Order placed! Weeeee! I also got a $60 Wacom tablet I've been eying for the wife. Now the waiting begins...
July 2, 2009 7:50:09 PM

Looks right. ---enjoy.
July 2, 2009 8:25:00 PM

Yep good build.
July 3, 2009 4:35:25 AM

Not a bad price for the 3870. You may want to consider getting a 4670 instead though simply because it generates less heat. If you can spend a little more though try and get a Radeon 4830 which is faster.
July 6, 2009 8:13:56 AM

Re: 3870, too late. :p  I don't think heat will be too bad as my case is pretty good and I won't be OCing hardcore.

The parts get here on Tuesday! Monday night I plan on taking apart the old box to have it ready.

I have been playing around with Windows 7. Installed it on my current hardware. I'm impressed. It is fast, pretty, and generally doesn't get in the way. All my tools have run with no problems so far.
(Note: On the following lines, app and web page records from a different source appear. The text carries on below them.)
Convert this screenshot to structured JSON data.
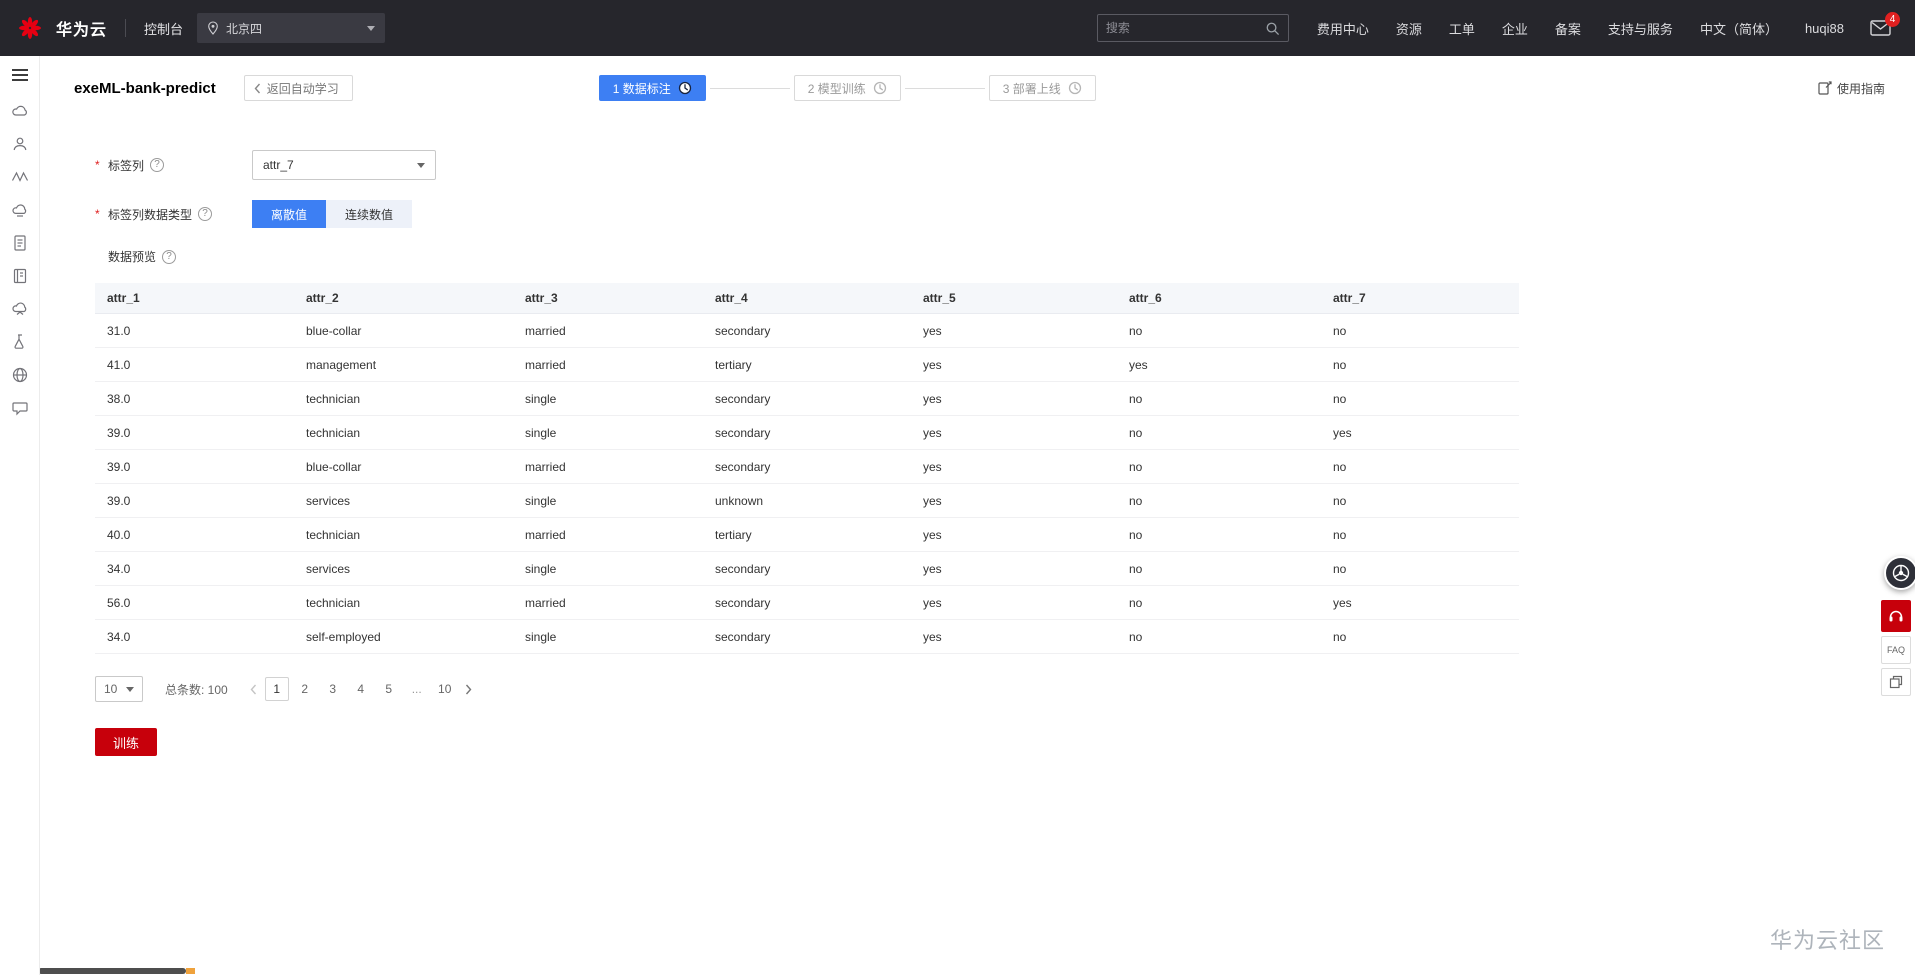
{
  "topnav": {
    "brand": "华为云",
    "console_label": "控制台",
    "region": "北京四",
    "search_placeholder": "搜索",
    "menu": [
      "费用中心",
      "资源",
      "工单",
      "企业",
      "备案",
      "支持与服务",
      "中文（简体）",
      "huqi88"
    ],
    "mail_badge": "4"
  },
  "page": {
    "title": "exeML-bank-predict",
    "back_button": "返回自动学习",
    "guide_link": "使用指南",
    "steps": [
      {
        "label": "1 数据标注",
        "active": true
      },
      {
        "label": "2 模型训练",
        "active": false
      },
      {
        "label": "3 部署上线",
        "active": false
      }
    ]
  },
  "form": {
    "required_marker": "*",
    "label_col_label": "标签列",
    "label_col_value": "attr_7",
    "dtype_label": "标签列数据类型",
    "dtype_options": [
      "离散值",
      "连续数值"
    ],
    "dtype_active": "离散值",
    "preview_label": "数据预览"
  },
  "table": {
    "columns": [
      "attr_1",
      "attr_2",
      "attr_3",
      "attr_4",
      "attr_5",
      "attr_6",
      "attr_7"
    ],
    "rows": [
      [
        "31.0",
        "blue-collar",
        "married",
        "secondary",
        "yes",
        "no",
        "no"
      ],
      [
        "41.0",
        "management",
        "married",
        "tertiary",
        "yes",
        "yes",
        "no"
      ],
      [
        "38.0",
        "technician",
        "single",
        "secondary",
        "yes",
        "no",
        "no"
      ],
      [
        "39.0",
        "technician",
        "single",
        "secondary",
        "yes",
        "no",
        "yes"
      ],
      [
        "39.0",
        "blue-collar",
        "married",
        "secondary",
        "yes",
        "no",
        "no"
      ],
      [
        "39.0",
        "services",
        "single",
        "unknown",
        "yes",
        "no",
        "no"
      ],
      [
        "40.0",
        "technician",
        "married",
        "tertiary",
        "yes",
        "no",
        "no"
      ],
      [
        "34.0",
        "services",
        "single",
        "secondary",
        "yes",
        "no",
        "no"
      ],
      [
        "56.0",
        "technician",
        "married",
        "secondary",
        "yes",
        "no",
        "yes"
      ],
      [
        "34.0",
        "self-employed",
        "single",
        "secondary",
        "yes",
        "no",
        "no"
      ]
    ]
  },
  "pagination": {
    "page_size": "10",
    "total_label": "总条数: 100",
    "pages": [
      "1",
      "2",
      "3",
      "4",
      "5",
      "...",
      "10"
    ],
    "current": "1"
  },
  "actions": {
    "train_label": "训练"
  },
  "floating": {
    "faq_label": "FAQ"
  },
  "footer": {
    "watermark": "华为云社区"
  },
  "icons": {
    "topnav": [
      "huawei-logo",
      "location-pin-icon",
      "caret-down-icon",
      "search-icon",
      "mail-icon"
    ],
    "sidebar": [
      "menu-icon",
      "cloud-server-icon",
      "user-group-icon",
      "modelarts-icon",
      "cloud-storage-icon",
      "document-icon",
      "notebook-icon",
      "cloud-eye-icon",
      "experiment-icon",
      "globe-icon",
      "support-chat-icon"
    ],
    "content": [
      "chevron-left-icon",
      "clock-icon",
      "guide-icon",
      "question-circle-icon",
      "prev-page-icon",
      "next-page-icon"
    ],
    "floating": [
      "assistant-wheel-icon",
      "headset-icon",
      "faq-icon",
      "feedback-icon"
    ]
  },
  "colors": {
    "accent_blue": "#3D7FF3",
    "brand_red": "#C7000B",
    "topbar_bg": "#26262C",
    "table_header_bg": "#F5F7FA"
  }
}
I'd like to thank you guys for pushing me towards it! If I'm going to run Windows, Windows 7 is where it is at. I think it runs even better than XP.

Microsoft still has a lot of things built-in to the OS that I don't need or even want (libraries, homegroups, etc), but I've found how to turn off nearly all the extraneous stuff. I have a batch file ready that disables 15 services that are normally running that I don't want running.

Actually I have gone a bit nuts getting ready for the new build. I reviewed all my software and tools. I have a directory (7.95gb!) of apps ready to copy to the new OS and have collected all the setup files for apps that must be installed. I've got a reg file that customizes some things in Windows 7 to be how I like. I've got drivers ready to install, motherboard bios ready, and I even burned a CD containing the latest firmware for the X25-M.

This is going to be the biggest upgrade I've ever done, and I couldn't be more ready! :) 
July 6, 2009 2:30:28 PM

Nice! It sounds like you're well prepared for your new hardware to arrive tomorrow. Be sure to read through the motherboard owners manual and you should be good to go. If you run into any problems with the build there's a checklist here that should help with troubleshooting:

http://www.tomshardware.com/forum/261145-31-read-postin...

Of course you can also always post questions on here. There's usually quite a few people willing to help.
!